Skip to main content

Frederick Douglass George Barrell Cheever, April 5, 1862


FREDERICK DOUGLASS TO GEORGE BARRELL CHEEVER1Born in Maine and educated at Bowdoin College and Andover Theological Seminary, George Barrell Cheever (1807-90) held a series of prominent editorial and ministerial posts in the Congregational Church, most significantly the pastorate of New York City’s Church of the Pilgrims (1846-67). Besides his religious activities, he was active in the temperance and abolitionist movements. In the late 1850s, Cheever and his younger brother, Henry, another Congregationalist minister, were the leading figures in the Church Anti-Slavery Society, which attempted to coordinate abolitionist activities in evangelical denominations. During the early years of the Civil War, Cheever vociferously criticized the Lincoln administration for not embracing immediate abolition. McKivigan, War against Proslavery Religion, 137-41; ACAB, 1:597; DAB, 4:48-49.

Rochester[, N.Y.] 5 April 1862.
Let me thank you very Sincerely for your note2Cheever’s letter to Douglass has not survived. informing me that the five dolls handed me a week[]ago by our friend Miss Anthony3Susan B. Anthony. was from Mrs Janet Berwick,4Mrs. Janet Ormond Borwick (c. 1812—?) was the wife of the Reverend William Broadfoot Borwick (1808-70), pastor of the Bell Street United Presbyterian Church in Dundee from 1835 to 1866. She was active in the Dundee Ladies’ Anti-Slavery Society for many years, serving as secretary and treasurer. In 1855 she was singled out by Samuel Ringgold Ward for her “indefatigable...promotion” of the anti-slavery movement. 1851 Scotland Census, Angus, Dundee, 4; William Peace, Peace’s Orkney and Shetland Almanac and County Directory for 1888 (Kirkwell, Scot., 1887), 36; Ward, Autobiography of a Fugitive Negro, 231. the president of the Dundee AntiSlavery Society5Douglass failed to acknowledge receipt of this contribution in his erratically published lists of contributors in Douglass’ Monthly. The Dundee Ladies’ Anti-Slavery Association contributed regularly to the British and Foreign Anti-Slavery Society, other abolitionist organizations, and settlements of free blacks in Canada. BFASR, (July 1860); R. J. M. Blackett, Divided Hearts: Britain and the American Civil War (Baton Rouge, La., 2001), 107; Richard William Vaudry, The Free Church in Victorian Canada, 1844-61 (Waterloo, Ont., 1989), 110 I wish also to thank you for your earnest words of friendship and counsel.

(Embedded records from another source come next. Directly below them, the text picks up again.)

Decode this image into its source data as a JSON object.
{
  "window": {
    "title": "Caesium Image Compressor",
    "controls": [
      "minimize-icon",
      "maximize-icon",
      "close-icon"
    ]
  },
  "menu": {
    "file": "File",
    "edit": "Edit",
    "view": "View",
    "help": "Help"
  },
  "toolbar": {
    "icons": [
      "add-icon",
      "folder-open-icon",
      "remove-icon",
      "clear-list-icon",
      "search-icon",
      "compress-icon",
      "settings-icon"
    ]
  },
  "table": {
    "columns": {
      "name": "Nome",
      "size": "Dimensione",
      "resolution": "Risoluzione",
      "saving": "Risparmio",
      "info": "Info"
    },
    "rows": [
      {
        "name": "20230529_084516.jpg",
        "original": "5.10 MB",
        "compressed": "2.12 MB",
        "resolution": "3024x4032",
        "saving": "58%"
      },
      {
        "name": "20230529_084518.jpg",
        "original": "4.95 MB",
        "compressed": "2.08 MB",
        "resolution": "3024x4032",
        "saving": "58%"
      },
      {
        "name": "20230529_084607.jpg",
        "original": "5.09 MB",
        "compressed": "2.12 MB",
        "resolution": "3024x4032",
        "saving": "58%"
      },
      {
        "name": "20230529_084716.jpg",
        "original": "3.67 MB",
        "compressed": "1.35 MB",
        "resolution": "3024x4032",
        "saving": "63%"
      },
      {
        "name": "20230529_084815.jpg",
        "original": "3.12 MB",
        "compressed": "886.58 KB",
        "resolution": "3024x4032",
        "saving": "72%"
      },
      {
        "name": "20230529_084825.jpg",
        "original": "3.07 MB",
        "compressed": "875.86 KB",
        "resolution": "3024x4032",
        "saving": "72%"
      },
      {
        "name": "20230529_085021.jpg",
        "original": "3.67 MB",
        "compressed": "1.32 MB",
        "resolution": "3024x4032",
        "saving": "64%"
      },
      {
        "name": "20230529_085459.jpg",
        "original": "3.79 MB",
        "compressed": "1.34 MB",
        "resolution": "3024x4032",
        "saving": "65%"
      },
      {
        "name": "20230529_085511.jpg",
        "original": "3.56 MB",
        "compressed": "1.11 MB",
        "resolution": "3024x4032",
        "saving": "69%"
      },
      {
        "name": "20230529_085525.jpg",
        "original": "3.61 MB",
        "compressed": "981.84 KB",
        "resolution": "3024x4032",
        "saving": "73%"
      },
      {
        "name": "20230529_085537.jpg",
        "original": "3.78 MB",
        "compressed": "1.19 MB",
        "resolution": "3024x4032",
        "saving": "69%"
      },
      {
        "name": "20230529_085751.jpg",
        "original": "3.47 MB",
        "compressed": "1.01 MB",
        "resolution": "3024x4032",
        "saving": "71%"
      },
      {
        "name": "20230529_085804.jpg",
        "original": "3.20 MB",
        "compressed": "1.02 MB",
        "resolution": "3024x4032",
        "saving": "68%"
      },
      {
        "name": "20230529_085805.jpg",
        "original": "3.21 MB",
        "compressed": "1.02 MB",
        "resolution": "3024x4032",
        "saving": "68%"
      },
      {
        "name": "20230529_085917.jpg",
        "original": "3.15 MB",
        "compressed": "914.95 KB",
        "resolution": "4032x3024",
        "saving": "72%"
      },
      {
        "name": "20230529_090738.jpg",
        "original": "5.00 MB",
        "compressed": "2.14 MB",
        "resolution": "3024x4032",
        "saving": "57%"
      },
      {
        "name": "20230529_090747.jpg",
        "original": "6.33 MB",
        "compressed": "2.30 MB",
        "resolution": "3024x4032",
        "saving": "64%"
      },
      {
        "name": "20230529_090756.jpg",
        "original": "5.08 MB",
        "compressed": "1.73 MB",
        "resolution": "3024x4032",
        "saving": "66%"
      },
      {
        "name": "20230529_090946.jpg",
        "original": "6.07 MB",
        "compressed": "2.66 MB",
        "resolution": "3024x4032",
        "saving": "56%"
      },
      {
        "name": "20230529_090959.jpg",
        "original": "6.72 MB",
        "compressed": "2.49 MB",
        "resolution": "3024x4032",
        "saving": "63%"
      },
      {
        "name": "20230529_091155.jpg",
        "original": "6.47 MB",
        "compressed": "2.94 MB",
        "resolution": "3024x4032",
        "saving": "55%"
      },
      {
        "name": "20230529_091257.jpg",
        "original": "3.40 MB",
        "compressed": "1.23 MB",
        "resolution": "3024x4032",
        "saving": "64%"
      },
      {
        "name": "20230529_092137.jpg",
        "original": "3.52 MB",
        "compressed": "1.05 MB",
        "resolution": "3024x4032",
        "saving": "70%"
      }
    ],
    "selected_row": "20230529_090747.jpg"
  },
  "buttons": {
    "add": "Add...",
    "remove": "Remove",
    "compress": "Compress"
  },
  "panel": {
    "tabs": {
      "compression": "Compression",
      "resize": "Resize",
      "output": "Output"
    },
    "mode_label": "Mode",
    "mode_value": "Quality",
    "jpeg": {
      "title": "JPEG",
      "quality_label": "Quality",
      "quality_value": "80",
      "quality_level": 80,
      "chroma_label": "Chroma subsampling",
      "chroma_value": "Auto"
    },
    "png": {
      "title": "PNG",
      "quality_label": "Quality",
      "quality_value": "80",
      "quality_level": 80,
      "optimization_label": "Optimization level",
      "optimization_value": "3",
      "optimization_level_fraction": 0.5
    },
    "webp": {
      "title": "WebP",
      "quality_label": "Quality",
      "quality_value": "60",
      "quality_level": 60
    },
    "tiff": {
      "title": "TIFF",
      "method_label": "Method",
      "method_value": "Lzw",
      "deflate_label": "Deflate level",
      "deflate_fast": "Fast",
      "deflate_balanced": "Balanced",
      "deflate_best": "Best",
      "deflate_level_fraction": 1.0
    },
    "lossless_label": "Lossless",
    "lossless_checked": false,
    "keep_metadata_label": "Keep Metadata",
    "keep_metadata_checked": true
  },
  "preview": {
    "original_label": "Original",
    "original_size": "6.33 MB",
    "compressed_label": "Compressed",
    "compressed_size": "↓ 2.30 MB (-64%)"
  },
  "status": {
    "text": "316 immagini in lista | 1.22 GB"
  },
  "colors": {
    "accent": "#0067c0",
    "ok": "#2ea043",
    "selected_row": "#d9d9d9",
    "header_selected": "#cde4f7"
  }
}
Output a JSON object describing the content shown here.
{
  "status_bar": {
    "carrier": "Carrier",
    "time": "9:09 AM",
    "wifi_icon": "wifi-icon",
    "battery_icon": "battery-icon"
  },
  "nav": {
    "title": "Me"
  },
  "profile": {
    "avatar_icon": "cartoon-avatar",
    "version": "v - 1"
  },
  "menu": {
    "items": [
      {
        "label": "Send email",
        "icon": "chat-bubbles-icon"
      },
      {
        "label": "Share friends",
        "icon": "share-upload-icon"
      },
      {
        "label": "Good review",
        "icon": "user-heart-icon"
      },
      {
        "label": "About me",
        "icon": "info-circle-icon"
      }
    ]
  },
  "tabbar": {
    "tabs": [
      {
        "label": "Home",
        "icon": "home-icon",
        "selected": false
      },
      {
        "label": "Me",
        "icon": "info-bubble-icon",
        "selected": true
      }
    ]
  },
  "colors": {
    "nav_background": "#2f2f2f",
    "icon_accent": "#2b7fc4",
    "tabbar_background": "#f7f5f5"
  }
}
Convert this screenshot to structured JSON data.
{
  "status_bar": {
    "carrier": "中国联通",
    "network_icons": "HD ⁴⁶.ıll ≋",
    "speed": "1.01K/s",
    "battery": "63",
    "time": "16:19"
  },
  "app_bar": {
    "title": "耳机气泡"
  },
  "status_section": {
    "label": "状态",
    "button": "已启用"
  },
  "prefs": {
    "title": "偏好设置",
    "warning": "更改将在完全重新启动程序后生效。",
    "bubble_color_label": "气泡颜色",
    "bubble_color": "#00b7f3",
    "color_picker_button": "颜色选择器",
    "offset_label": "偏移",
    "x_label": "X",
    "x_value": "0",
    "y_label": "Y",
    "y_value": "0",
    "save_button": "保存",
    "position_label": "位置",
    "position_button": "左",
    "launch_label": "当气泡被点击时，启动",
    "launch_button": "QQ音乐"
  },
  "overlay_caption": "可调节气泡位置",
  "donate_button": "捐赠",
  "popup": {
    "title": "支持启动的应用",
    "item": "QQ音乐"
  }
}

Your Services to the cause of my enslaved people—have made your life and Labors very precious in my eyes. I follow you every where with devout gratitude—that one So able, clear Sighted, brave & uncompromising Should rise up in these latter times of trial—to Speak the true word without any admixture of the Spureous doctrines of expediency—which have cheated and deceived Some of our best hearted advocates of Emancipation. The blessings of at least, one of those doomed by Slavery to perish will follow you evermore. I am most happy to find that at last, by the potency of truth, and the valour of principle you have been able to compel this nation to hear your words: But I will not trespass.
Yours Very truly:


ALS: Cheever Family Papers, MWA.


Douglass, Frederick, 1818-1895




Yale University Press 2018



Publication Status